#### WHAT THE TASK ASKS
Pictures stay out, but every line of the data is copied exactly.

#### PROVIDED MATERIAL
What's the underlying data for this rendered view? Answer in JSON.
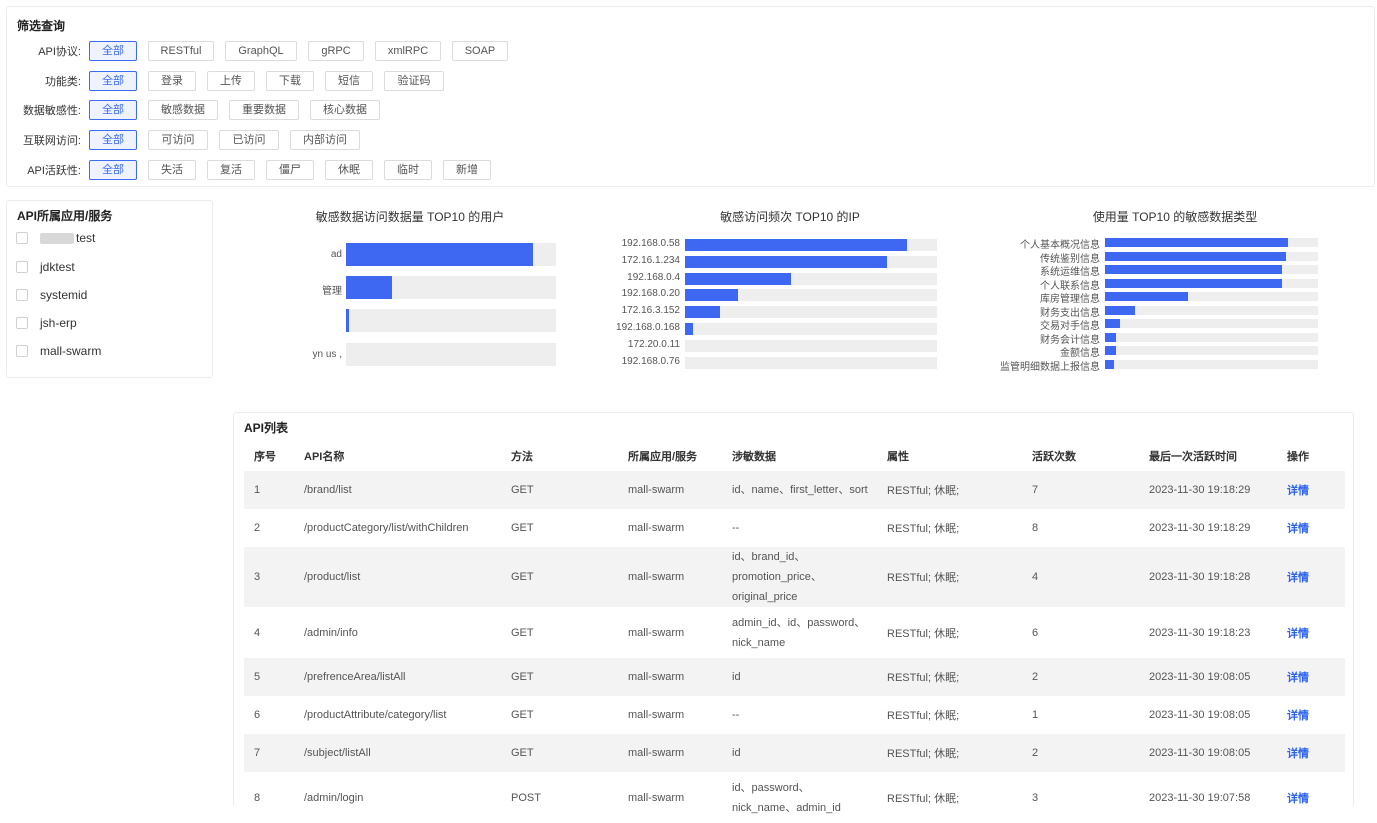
{
  "filter": {
    "title": "筛选查询",
    "rows": [
      {
        "label": "API协议:",
        "options": [
          "全部",
          "RESTful",
          "GraphQL",
          "gRPC",
          "xmlRPC",
          "SOAP"
        ]
      },
      {
        "label": "功能类:",
        "options": [
          "全部",
          "登录",
          "上传",
          "下载",
          "短信",
          "验证码"
        ]
      },
      {
        "label": "数据敏感性:",
        "options": [
          "全部",
          "敏感数据",
          "重要数据",
          "核心数据"
        ]
      },
      {
        "label": "互联网访问:",
        "options": [
          "全部",
          "可访问",
          "已访问",
          "内部访问"
        ]
      },
      {
        "label": "API活跃性:",
        "options": [
          "全部",
          "失活",
          "复活",
          "僵尸",
          "休眠",
          "临时",
          "新增"
        ]
      }
    ]
  },
  "apps": {
    "title": "API所属应用/服务",
    "items": [
      "test",
      "jdktest",
      "systemid",
      "jsh-erp",
      "mall-swarm"
    ]
  },
  "charts": {
    "users": {
      "title": "敏感数据访问数据量 TOP10 的用户",
      "labels": [
        "ad",
        "管理",
        "",
        "yn us , "
      ]
    },
    "ips": {
      "title": "敏感访问频次 TOP10 的IP",
      "labels": [
        "192.168.0.58",
        "172.16.1.234",
        "192.168.0.4",
        "192.168.0.20",
        "172.16.3.152",
        "192.168.0.168",
        "172.20.0.11",
        "192.168.0.76"
      ]
    },
    "types": {
      "title": "使用量 TOP10 的敏感数据类型",
      "labels": [
        "个人基本概况信息",
        "传统鉴别信息",
        "系统运维信息",
        "个人联系信息",
        "库房管理信息",
        "财务支出信息",
        "交易对手信息",
        "财务会计信息",
        "金额信息",
        "监管明细数据上报信息"
      ]
    }
  },
  "chart_data": [
    {
      "type": "bar",
      "orientation": "horizontal",
      "title": "敏感数据访问数据量 TOP10 的用户",
      "categories": [
        "ad",
        "管理",
        "",
        "yn us , "
      ],
      "values": [
        0.89,
        0.22,
        0.015,
        0
      ],
      "value_unit": "fraction of axis max"
    },
    {
      "type": "bar",
      "orientation": "horizontal",
      "title": "敏感访问频次 TOP10 的IP",
      "categories": [
        "192.168.0.58",
        "172.16.1.234",
        "192.168.0.4",
        "192.168.0.20",
        "172.16.3.152",
        "192.168.0.168",
        "172.20.0.11",
        "192.168.0.76"
      ],
      "values": [
        0.88,
        0.8,
        0.42,
        0.21,
        0.14,
        0.03,
        0,
        0
      ],
      "value_unit": "fraction of axis max"
    },
    {
      "type": "bar",
      "orientation": "horizontal",
      "title": "使用量 TOP10 的敏感数据类型",
      "categories": [
        "个人基本概况信息",
        "传统鉴别信息",
        "系统运维信息",
        "个人联系信息",
        "库房管理信息",
        "财务支出信息",
        "交易对手信息",
        "财务会计信息",
        "金额信息",
        "监管明细数据上报信息"
      ],
      "values": [
        0.86,
        0.85,
        0.83,
        0.83,
        0.39,
        0.14,
        0.07,
        0.05,
        0.05,
        0.04
      ],
      "value_unit": "fraction of axis max"
    }
  ],
  "apilist": {
    "title": "API列表",
    "headers": [
      "序号",
      "API名称",
      "方法",
      "所属应用/服务",
      "涉敏数据",
      "属性",
      "活跃次数",
      "最后一次活跃时间",
      "操作"
    ],
    "rows": [
      {
        "no": "1",
        "name": "/brand/list",
        "method": "GET",
        "app": "mall-swarm",
        "data": "id、name、first_letter、sort",
        "attr": "RESTful; 休眠;",
        "count": "7",
        "time": "2023-11-30 19:18:29",
        "op": "详情"
      },
      {
        "no": "2",
        "name": "/productCategory/list/withChildren",
        "method": "GET",
        "app": "mall-swarm",
        "data": "--",
        "attr": "RESTful; 休眠;",
        "count": "8",
        "time": "2023-11-30 19:18:29",
        "op": "详情"
      },
      {
        "no": "3",
        "name": "/product/list",
        "method": "GET",
        "app": "mall-swarm",
        "data": "id、brand_id、promotion_price、original_price",
        "attr": "RESTful; 休眠;",
        "count": "4",
        "time": "2023-11-30 19:18:28",
        "op": "详情"
      },
      {
        "no": "4",
        "name": "/admin/info",
        "method": "GET",
        "app": "mall-swarm",
        "data": "admin_id、id、password、nick_name",
        "attr": "RESTful; 休眠;",
        "count": "6",
        "time": "2023-11-30 19:18:23",
        "op": "详情"
      },
      {
        "no": "5",
        "name": "/prefrenceArea/listAll",
        "method": "GET",
        "app": "mall-swarm",
        "data": "id",
        "attr": "RESTful; 休眠;",
        "count": "2",
        "time": "2023-11-30 19:08:05",
        "op": "详情"
      },
      {
        "no": "6",
        "name": "/productAttribute/category/list",
        "method": "GET",
        "app": "mall-swarm",
        "data": "--",
        "attr": "RESTful; 休眠;",
        "count": "1",
        "time": "2023-11-30 19:08:05",
        "op": "详情"
      },
      {
        "no": "7",
        "name": "/subject/listAll",
        "method": "GET",
        "app": "mall-swarm",
        "data": "id",
        "attr": "RESTful; 休眠;",
        "count": "2",
        "time": "2023-11-30 19:08:05",
        "op": "详情"
      },
      {
        "no": "8",
        "name": "/admin/login",
        "method": "POST",
        "app": "mall-swarm",
        "data": "id、password、nick_name、admin_id",
        "attr": "RESTful; 休眠;",
        "count": "3",
        "time": "2023-11-30 19:07:58",
        "op": "详情"
      }
    ]
  }
}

#### EXERCISE RESPONSE
What's the underlying data for this rendered view? Answer in JSON.
{
  "filter": {
    "title": "筛选查询",
    "rows": [
      {
        "label": "API协议:",
        "options": [
          "全部",
          "RESTful",
          "GraphQL",
          "gRPC",
          "xmlRPC",
          "SOAP"
        ]
      },
      {
        "label": "功能类:",
        "options": [
          "全部",
          "登录",
          "上传",
          "下载",
          "短信",
          "验证码"
        ]
      },
      {
        "label": "数据敏感性:",
        "options": [
          "全部",
          "敏感数据",
          "重要数据",
          "核心数据"
        ]
      },
      {
        "label": "互联网访问:",
        "options": [
          "全部",
          "可访问",
          "已访问",
          "内部访问"
        ]
      },
      {
        "label": "API活跃性:",
        "options": [
          "全部",
          "失活",
          "复活",
          "僵尸",
          "休眠",
          "临时",
          "新增"
        ]
      }
    ]
  },
  "apps": {
    "title": "API所属应用/服务",
    "items": [
      "test",
      "jdktest",
      "systemid",
      "jsh-erp",
      "mall-swarm"
    ]
  },
  "charts": {
    "users": {
      "title": "敏感数据访问数据量 TOP10 的用户",
      "labels": [
        "ad",
        "管理",
        "",
        "yn us , "
      ]
    },
    "ips": {
      "title": "敏感访问频次 TOP10 的IP",
      "labels": [
        "192.168.0.58",
        "172.16.1.234",
        "192.168.0.4",
        "192.168.0.20",
        "172.16.3.152",
        "192.168.0.168",
        "172.20.0.11",
        "192.168.0.76"
      ]
    },
    "types": {
      "title": "使用量 TOP10 的敏感数据类型",
      "labels": [
        "个人基本概况信息",
        "传统鉴别信息",
        "系统运维信息",
        "个人联系信息",
        "库房管理信息",
        "财务支出信息",
        "交易对手信息",
        "财务会计信息",
        "金额信息",
        "监管明细数据上报信息"
      ]
    }
  },
  "chart_data": [
    {
      "type": "bar",
      "orientation": "horizontal",
      "title": "敏感数据访问数据量 TOP10 的用户",
      "categories": [
        "ad",
        "管理",
        "",
        "yn us , "
      ],
      "values": [
        0.89,
        0.22,
        0.015,
        0
      ],
      "value_unit": "fraction of axis max"
    },
    {
      "type": "bar",
      "orientation": "horizontal",
      "title": "敏感访问频次 TOP10 的IP",
      "categories": [
        "192.168.0.58",
        "172.16.1.234",
        "192.168.0.4",
        "192.168.0.20",
        "172.16.3.152",
        "192.168.0.168",
        "172.20.0.11",
        "192.168.0.76"
      ],
      "values": [
        0.88,
        0.8,
        0.42,
        0.21,
        0.14,
        0.03,
        0,
        0
      ],
      "value_unit": "fraction of axis max"
    },
    {
      "type": "bar",
      "orientation": "horizontal",
      "title": "使用量 TOP10 的敏感数据类型",
      "categories": [
        "个人基本概况信息",
        "传统鉴别信息",
        "系统运维信息",
        "个人联系信息",
        "库房管理信息",
        "财务支出信息",
        "交易对手信息",
        "财务会计信息",
        "金额信息",
        "监管明细数据上报信息"
      ],
      "values": [
        0.86,
        0.85,
        0.83,
        0.83,
        0.39,
        0.14,
        0.07,
        0.05,
        0.05,
        0.04
      ],
      "value_unit": "fraction of axis max"
    }
  ],
  "apilist": {
    "title": "API列表",
    "headers": [
      "序号",
      "API名称",
      "方法",
      "所属应用/服务",
      "涉敏数据",
      "属性",
      "活跃次数",
      "最后一次活跃时间",
      "操作"
    ],
    "rows": [
      {
        "no": "1",
        "name": "/brand/list",
        "method": "GET",
        "app": "mall-swarm",
        "data": "id、name、first_letter、sort",
        "attr": "RESTful; 休眠;",
        "count": "7",
        "time": "2023-11-30 19:18:29",
        "op": "详情"
      },
      {
        "no": "2",
        "name": "/productCategory/list/withChildren",
        "method": "GET",
        "app": "mall-swarm",
        "data": "--",
        "attr": "RESTful; 休眠;",
        "count": "8",
        "time": "2023-11-30 19:18:29",
        "op": "详情"
      },
      {
        "no": "3",
        "name": "/product/list",
        "method": "GET",
        "app": "mall-swarm",
        "data": "id、brand_id、promotion_price、original_price",
        "attr": "RESTful; 休眠;",
        "count": "4",
        "time": "2023-11-30 19:18:28",
        "op": "详情"
      },
      {
        "no": "4",
        "name": "/admin/info",
        "method": "GET",
        "app": "mall-swarm",
        "data": "admin_id、id、password、nick_name",
        "attr": "RESTful; 休眠;",
        "count": "6",
        "time": "2023-11-30 19:18:23",
        "op": "详情"
      },
      {
        "no": "5",
        "name": "/prefrenceArea/listAll",
        "method": "GET",
        "app": "mall-swarm",
        "data": "id",
        "attr": "RESTful; 休眠;",
        "count": "2",
        "time": "2023-11-30 19:08:05",
        "op": "详情"
      },
      {
        "no": "6",
        "name": "/productAttribute/category/list",
        "method": "GET",
        "app": "mall-swarm",
        "data": "--",
        "attr": "RESTful; 休眠;",
        "count": "1",
        "time": "2023-11-30 19:08:05",
        "op": "详情"
      },
      {
        "no": "7",
        "name": "/subject/listAll",
        "method": "GET",
        "app": "mall-swarm",
        "data": "id",
        "attr": "RESTful; 休眠;",
        "count": "2",
        "time": "2023-11-30 19:08:05",
        "op": "详情"
      },
      {
        "no": "8",
        "name": "/admin/login",
        "method": "POST",
        "app": "mall-swarm",
        "data": "id、password、nick_name、admin_id",
        "attr": "RESTful; 休眠;",
        "count": "3",
        "time": "2023-11-30 19:07:58",
        "op": "详情"
      }
    ]
  }
}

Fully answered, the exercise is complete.